June 6th, 2018
Livingston, New Jersey. Asian American Coalition for Education (AACE) denounces New York Mayor de Blasio’s proposal to phase out the Specialized High School Admissions Test (SHSAT) as politically motivated, unconstitutional, and unjust. De Blasio also plans to reallocate 20% of the admission quotas for lower performing students from lower-income families. This act of de facto racial balancing violates the Civil Rights Act of 1964, the 1978 U.S. Supreme Court rulings against use of racial quota, as well as the New York State Constitution (Article 1, Section 11). It is also a gross cover-up for his administration’s failures to improve educational quality for New York’s black and Latino communities.
Established by the Hecht-Calandra Act, SHSAT has been used since 1971 by New York’s high-performing high schools to recruit talents. It is a fair and effective yardstick to select competitive and diverse student bodies. Currently, over 60% of the students at schools using SHSAT come from a family qualifying under federal anti-poverty guidelines for free and subsidized lunch and over 70% are minorities. By contrast, schools that use multiple admission standards, as proposed by de Blasio, are far less diverse, pooling only one third of students from low-income families and 60% racial minorities.
De Blasio claim of “monumental injustice (done to) black and Latino students” is baseless. In the 1990s, two decades after SHSAT’s adoption, African American students were well represented at these schools. During the 1994-1995 academic year, their enrollments were 11.8% and 37.3% at Bronx Science and Brooklyn Technical, respectively. For a host of reasons unrelated to SHSAT, their ratios dropped to 3.6% and 7.6% during 2016-2017. Notably, under de Blasio’s watch, math and English proficiency rates among black and Latino students from grades 3 through 8 are less than 50% of performance levels among Asian and Caucasian American students. It is not SHSAT, but Mr. de Blasio who failed the black and Latino students in New York City!

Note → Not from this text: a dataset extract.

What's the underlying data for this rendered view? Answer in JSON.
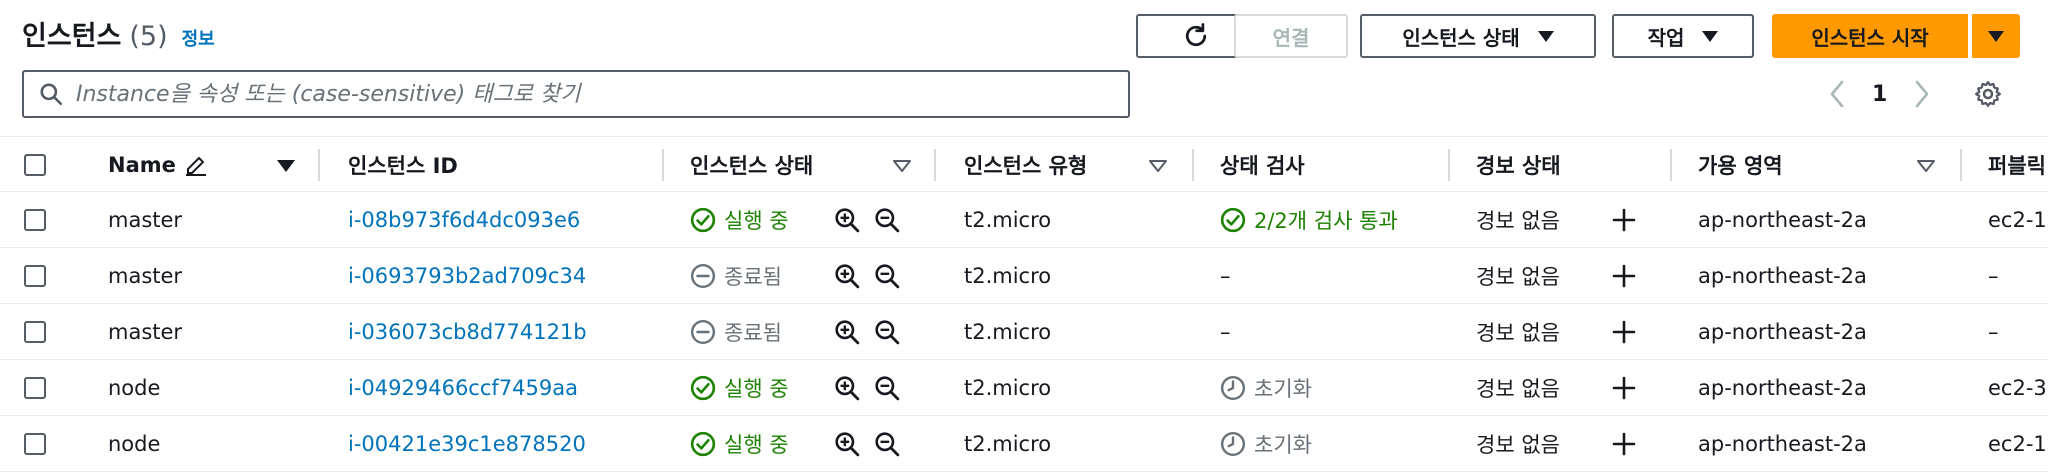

The chronic declines of black and Latino enrollments, both in absolute and relative terms, reflect broader deficiencies and deteriorations in the city’s public school system. As mayor, De Blasio should take a major responsibility and address these root causes rather than attacking SHSAT and hardworking Asian American students, many of whom come from disadvantaged backgrounds. Instead, his so-called diversity bill is merely an act of racial balancing, with grave ramifications for the city’s diverse population. Aside from its unconstitutional nature and expected ineffectiveness, this politically charged move exacerbates racial tensions by favoring selected groups against others on inconsistent and nontransparent admission standards. It is also a practice of race-based, discriminatory affirmative action that unfairly hurts the prospects of Asian American students as political scapegoats.
AACE calls upon the New York State legislature to reject Bill A10427A and De Blasio’s divisive act to undermine the fair, effective and merit-based admissions system adopted by New York’s specialized high schools.

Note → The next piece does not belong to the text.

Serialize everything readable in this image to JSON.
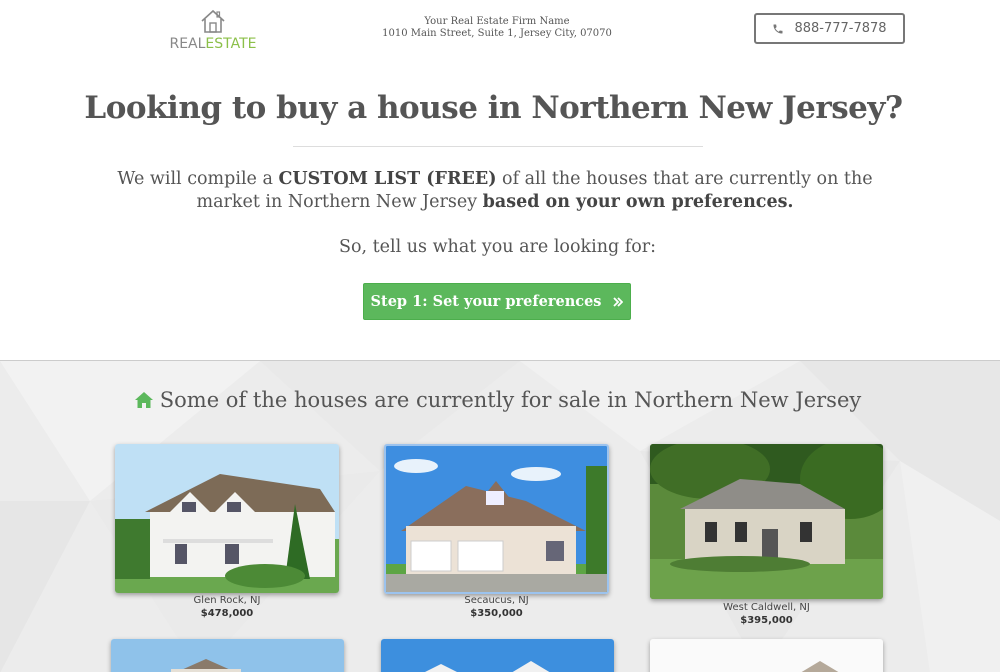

Mr. Yukong Zhao, the President of AACE said: “De Balsio’s proposal is just another attempt by cowardly politicians to use racial balancing to cover up their devastating failures in providing basic education to black and Hispanic children. Regrettably, they always use hardworking Asian American children as their scapegoat. We shall not allow this practice to prevail. It will not only take away admission slots from qualified children, but also reinforce damages and injustices inflicted on black and Hispanic students by concealing the very fact that De Blasio has failed them in K-8 education.”
MEDIA CONTACT: Mr. Raymond Wong, telephone: (646) 853-0928, email: [email protected]

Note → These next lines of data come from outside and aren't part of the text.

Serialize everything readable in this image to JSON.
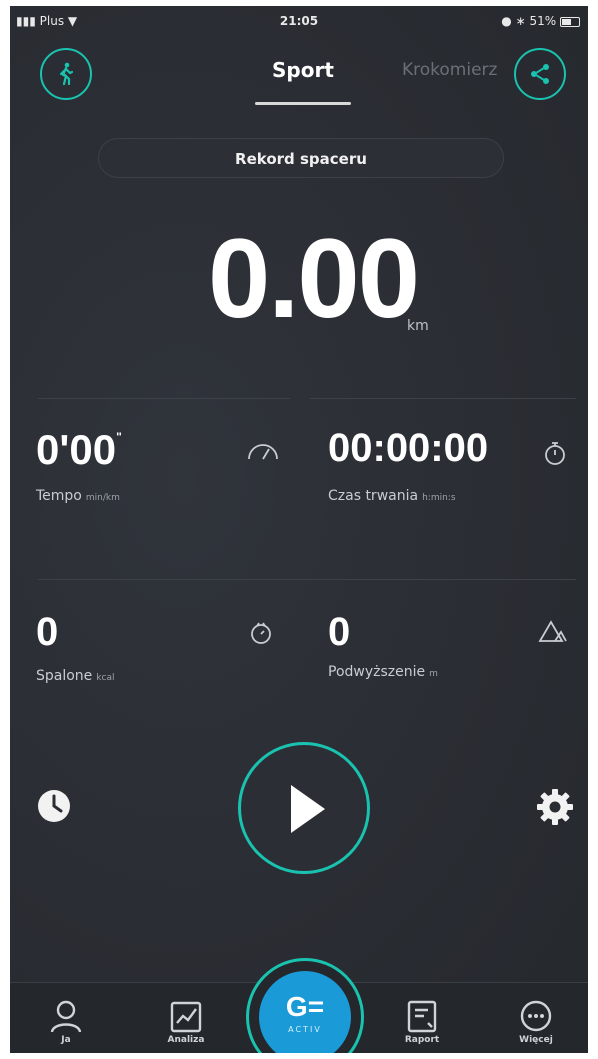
{
  "status_bar": {
    "carrier": "Plus",
    "time": "21:05",
    "battery": "51%"
  },
  "header": {
    "tabs": [
      {
        "label": "Sport",
        "active": true
      },
      {
        "label": "Krokomierz",
        "active": false
      }
    ],
    "left_icon": "walker-icon",
    "right_icon": "share-icon"
  },
  "record_button": {
    "label": "Rekord spaceru"
  },
  "distance": {
    "value": "0.00",
    "unit": "km"
  },
  "stats": [
    {
      "value": "0'00",
      "suffix": "\"",
      "label": "Tempo",
      "unit": "min/km",
      "icon": "speedometer-icon"
    },
    {
      "value": "00:00:00",
      "suffix": "",
      "label": "Czas trwania",
      "unit": "h:min:s",
      "icon": "stopwatch-icon"
    },
    {
      "value": "0",
      "suffix": "",
      "label": "Spalone",
      "unit": "kcal",
      "icon": "calorie-icon"
    },
    {
      "value": "0",
      "suffix": "",
      "label": "Podwyższenie",
      "unit": "m",
      "icon": "elevation-icon"
    }
  ],
  "controls": {
    "history_icon": "clock-icon",
    "play_icon": "play-icon",
    "settings_icon": "gear-icon"
  },
  "bottom_nav": {
    "items": [
      {
        "label": "Ja",
        "icon": "user-icon"
      },
      {
        "label": "Analiza",
        "icon": "chart-icon"
      },
      {
        "label": "Raport",
        "icon": "report-icon"
      },
      {
        "label": "Więcej",
        "icon": "more-icon"
      }
    ],
    "center": {
      "logo": "G=",
      "sub": "ACTIV"
    }
  },
  "colors": {
    "accent": "#19c3b0",
    "background": "#2a2d33",
    "center_blue": "#1a9ad6"
  }
}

About the AACE: www.asianamericanforeducation.org
The Asian American Coalition for Education (“AACE”) is a non-political, non-profit, national organization devoted to promoting equal rights for Asian-Americans in education and education-related activities. It is a grass-roots organization established by Asian-American parents. In May 2015, the founders of AACE united more than 60 Asian-American organizations to file a complaint with the Department of Justice and the Department of Education regarding Harvard University’s discriminatory treatment of Asian American applicants. It was one of the largest joint actions ever taken by Asian American organizations in pursuit of equal education rights and is currently under the investigation by the U.S. Department of Justice.